RECORD EXCERPTS Block Start

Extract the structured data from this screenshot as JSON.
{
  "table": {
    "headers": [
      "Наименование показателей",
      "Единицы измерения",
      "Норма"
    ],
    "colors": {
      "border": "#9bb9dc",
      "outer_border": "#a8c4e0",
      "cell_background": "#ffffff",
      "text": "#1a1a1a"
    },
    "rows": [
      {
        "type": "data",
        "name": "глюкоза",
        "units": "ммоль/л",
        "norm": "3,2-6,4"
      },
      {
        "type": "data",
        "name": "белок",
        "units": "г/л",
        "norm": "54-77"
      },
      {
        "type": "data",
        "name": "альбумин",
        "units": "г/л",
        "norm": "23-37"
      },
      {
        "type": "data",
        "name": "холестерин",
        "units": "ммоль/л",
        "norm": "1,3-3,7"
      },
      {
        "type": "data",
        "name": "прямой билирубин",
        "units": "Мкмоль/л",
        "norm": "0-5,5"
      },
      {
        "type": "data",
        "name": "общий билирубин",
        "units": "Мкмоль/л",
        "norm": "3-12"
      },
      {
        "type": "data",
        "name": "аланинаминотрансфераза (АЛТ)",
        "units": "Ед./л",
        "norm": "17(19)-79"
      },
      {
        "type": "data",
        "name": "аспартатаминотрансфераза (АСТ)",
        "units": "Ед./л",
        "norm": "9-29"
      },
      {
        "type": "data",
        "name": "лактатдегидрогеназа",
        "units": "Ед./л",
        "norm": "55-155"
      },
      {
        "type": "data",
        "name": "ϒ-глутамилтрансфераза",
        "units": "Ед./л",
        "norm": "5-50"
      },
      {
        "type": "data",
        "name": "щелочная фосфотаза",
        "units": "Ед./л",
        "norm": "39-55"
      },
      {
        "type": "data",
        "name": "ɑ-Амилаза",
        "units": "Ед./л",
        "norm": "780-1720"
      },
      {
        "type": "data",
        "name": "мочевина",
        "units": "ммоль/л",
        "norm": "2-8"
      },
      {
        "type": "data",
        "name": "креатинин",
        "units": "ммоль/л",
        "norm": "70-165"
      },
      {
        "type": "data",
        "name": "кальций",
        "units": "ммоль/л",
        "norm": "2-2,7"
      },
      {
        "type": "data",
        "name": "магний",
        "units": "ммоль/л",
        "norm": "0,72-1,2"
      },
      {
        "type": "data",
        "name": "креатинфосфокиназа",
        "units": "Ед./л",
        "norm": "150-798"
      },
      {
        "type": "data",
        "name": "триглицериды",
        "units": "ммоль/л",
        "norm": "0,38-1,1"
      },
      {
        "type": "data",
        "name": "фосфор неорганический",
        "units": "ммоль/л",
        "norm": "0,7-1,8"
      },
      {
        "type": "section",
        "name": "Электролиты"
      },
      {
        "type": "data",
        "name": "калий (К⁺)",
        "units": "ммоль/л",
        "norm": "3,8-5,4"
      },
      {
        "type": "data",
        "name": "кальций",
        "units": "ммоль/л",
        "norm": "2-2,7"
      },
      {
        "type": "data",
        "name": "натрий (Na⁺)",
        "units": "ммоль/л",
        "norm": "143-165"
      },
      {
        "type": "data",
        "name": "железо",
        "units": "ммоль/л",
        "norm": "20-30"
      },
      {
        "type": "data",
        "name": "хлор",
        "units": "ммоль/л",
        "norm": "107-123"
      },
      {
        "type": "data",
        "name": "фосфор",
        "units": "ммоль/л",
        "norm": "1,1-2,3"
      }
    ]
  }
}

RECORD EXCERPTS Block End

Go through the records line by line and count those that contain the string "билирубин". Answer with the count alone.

2